Assigned task:
Check every line below for the word "icon" and give only the number of lines where it appears.

Supplied entries:

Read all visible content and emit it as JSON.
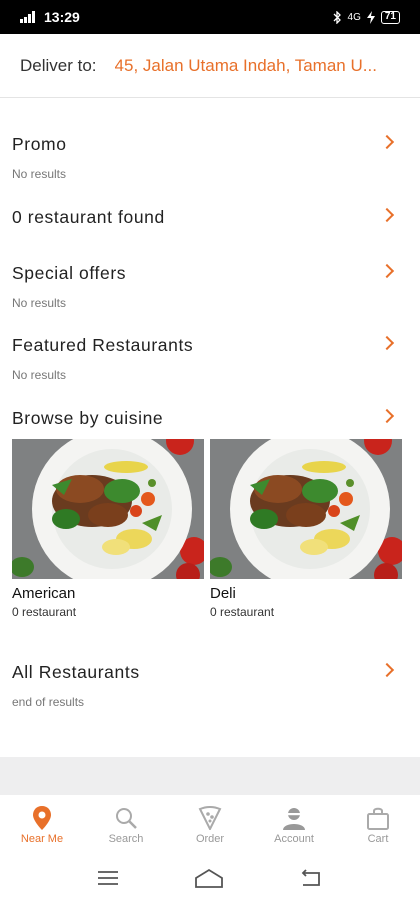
{
  "status": {
    "time": "13:29",
    "network": "4G",
    "battery": "71"
  },
  "header": {
    "deliver_label": "Deliver to:",
    "address": "45, Jalan Utama Indah, Taman U..."
  },
  "sections": {
    "promo": {
      "title": "Promo",
      "subtitle": "No results"
    },
    "restaurant_found": {
      "title": "0 restaurant found"
    },
    "special_offers": {
      "title": "Special offers",
      "subtitle": "No results"
    },
    "featured": {
      "title": "Featured Restaurants",
      "subtitle": "No results"
    },
    "browse": {
      "title": "Browse by cuisine"
    },
    "all": {
      "title": "All Restaurants",
      "subtitle": "end of results"
    }
  },
  "cuisines": [
    {
      "name": "American",
      "count": "0 restaurant"
    },
    {
      "name": "Deli",
      "count": "0 restaurant"
    }
  ],
  "bottom_nav": [
    {
      "label": "Near Me",
      "icon": "location-pin-icon",
      "active": true
    },
    {
      "label": "Search",
      "icon": "search-icon",
      "active": false
    },
    {
      "label": "Order",
      "icon": "pizza-icon",
      "active": false
    },
    {
      "label": "Account",
      "icon": "account-icon",
      "active": false
    },
    {
      "label": "Cart",
      "icon": "cart-icon",
      "active": false
    }
  ],
  "colors": {
    "accent": "#e8702a",
    "inactive": "#999999"
  }
}
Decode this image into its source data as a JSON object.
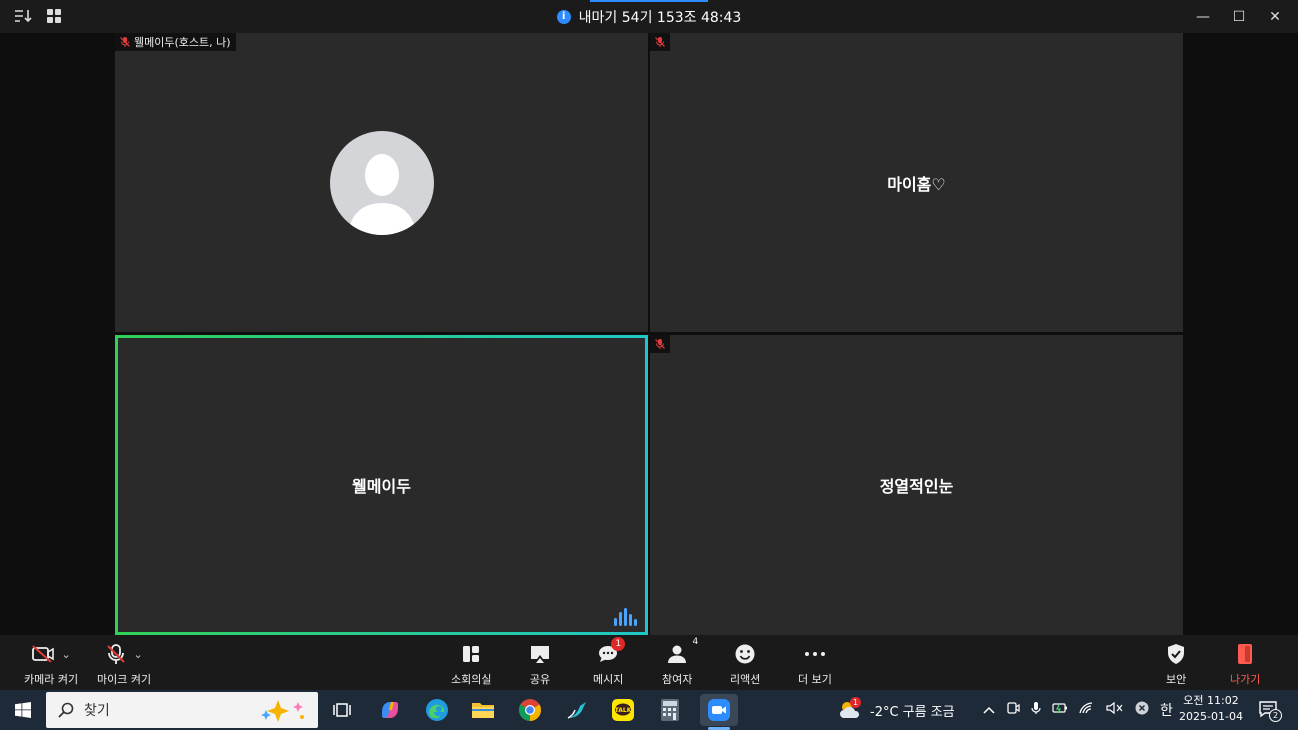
{
  "titlebar": {
    "meeting_info": "내마기 54기 153조 48:43",
    "minimize": "—",
    "maximize": "☐",
    "close": "✕"
  },
  "tiles": [
    {
      "label": "웰메이두(호스트, 나)",
      "name": ""
    },
    {
      "label": "",
      "name": "마이홈♡"
    },
    {
      "label": "",
      "name": "웰메이두"
    },
    {
      "label": "",
      "name": "정열적인눈"
    }
  ],
  "toolbar": {
    "camera_label": "카메라 켜기",
    "mic_label": "마이크 켜기",
    "breakout_label": "소회의실",
    "share_label": "공유",
    "chat_label": "메시지",
    "chat_badge": "1",
    "participants_label": "참여자",
    "participants_count": "4",
    "reactions_label": "리액션",
    "more_label": "더 보기",
    "security_label": "보안",
    "leave_label": "나가기",
    "leave_color": "#ff5a4f"
  },
  "taskbar": {
    "search_placeholder": "찾기",
    "weather_badge": "1",
    "weather_text": "-2°C 구름 조금",
    "ime": "한",
    "time": "오전 11:02",
    "date": "2025-01-04",
    "notification_count": "2"
  }
}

Expected answer:
5